Click here to watch the video of Congressman Walter B. Jones' floor speech in support of his bill.

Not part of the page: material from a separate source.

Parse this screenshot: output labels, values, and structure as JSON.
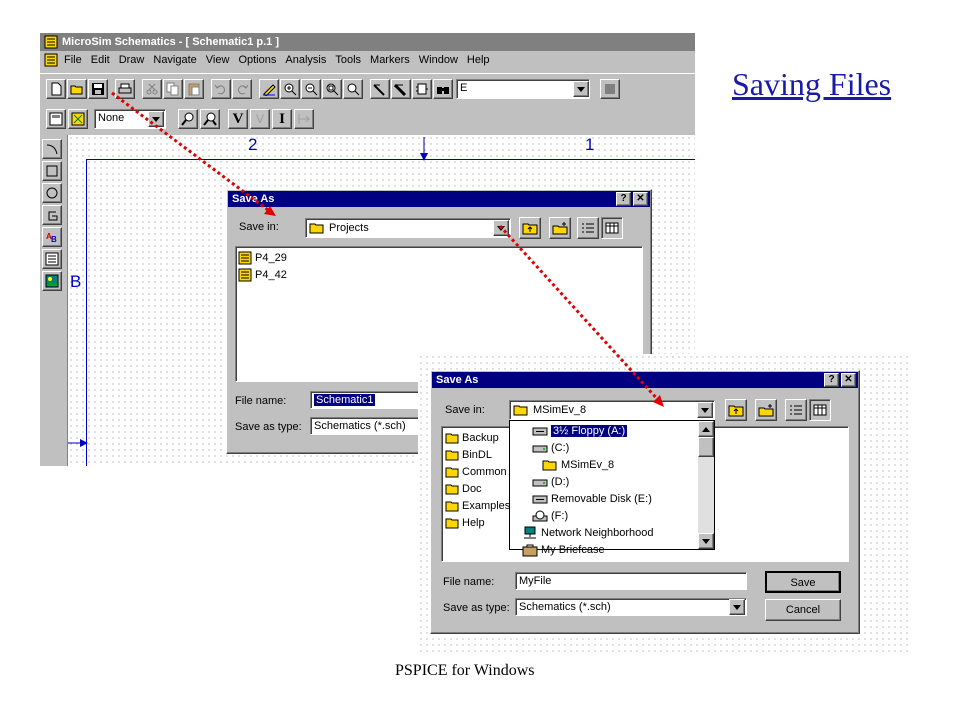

By Sam Walker of The Outer Banks Voice A bill that would allow an expansion of the Corolla wild horse population has been passed unanimously by the U.S. House of Representatives. The measure, sponsored by Rep. Walter Jones, R-N.C., would allow the allowable herd size to grow from 60 to between 110 and 130. The bill now goes to the U.S. Senate for consideration. “The Corolla horses are a key part of North Carolina’s heritage. They’re also an important element of the Outer Banks economy,” said Jones. According to Corolla Wild Horse Fund director Karen McCalpin, the most recent count had 144 horses roaming the Currituck Outer Banks. “The passage of this bill by the House is a critical step in ensuring the genetic viability and physical health of the wild horses,” McCalpin said. “They are listed as critically endangered. We hope that the strong bipartisan support for saving these horses will move the Senate to do the right thing for them as well”, McCalpin said. The wild horse population is managed under an agreement between the U.S. Department of the Interior, the State of North Carolina, Currituck County, and the non-profit Corolla Wild Horse Fund. The bill, H.R. 306, specifies the Wild Horse Fund will pay for all costs of the plan. The U.S. Fish and Wildlife Service, which manages Currituck National Wildlife Refuge and is part of the horses’ habitat, has expressed concern over expanding the herd and its impact on the refuge. “There is an on-going research study of the effects of horses, hogs, and deer on wetland meadows on and adjacent to the Currituck National Wildlife Refuge,” said Mike Bryant, Project Leader for the North Carolina Coastal Plain Refuges Complex. “The study is scheduled to conclude in August.” The horses are descendants of the Colonial Spanish Mustangs, which is designated as the official state horse of North Carolina. “These majestic horses have played an important role in North Carolina’s history, and it is vital they continue to flourish for years to come,” said Nancy Perry, senior vice president of American Society of the Prevention of Cruelty to Animals Government Relations. “The House recognizes the importance of protecting these equine icons of the Outer Banks, and hopefully the Senate will do the same,” Perry said.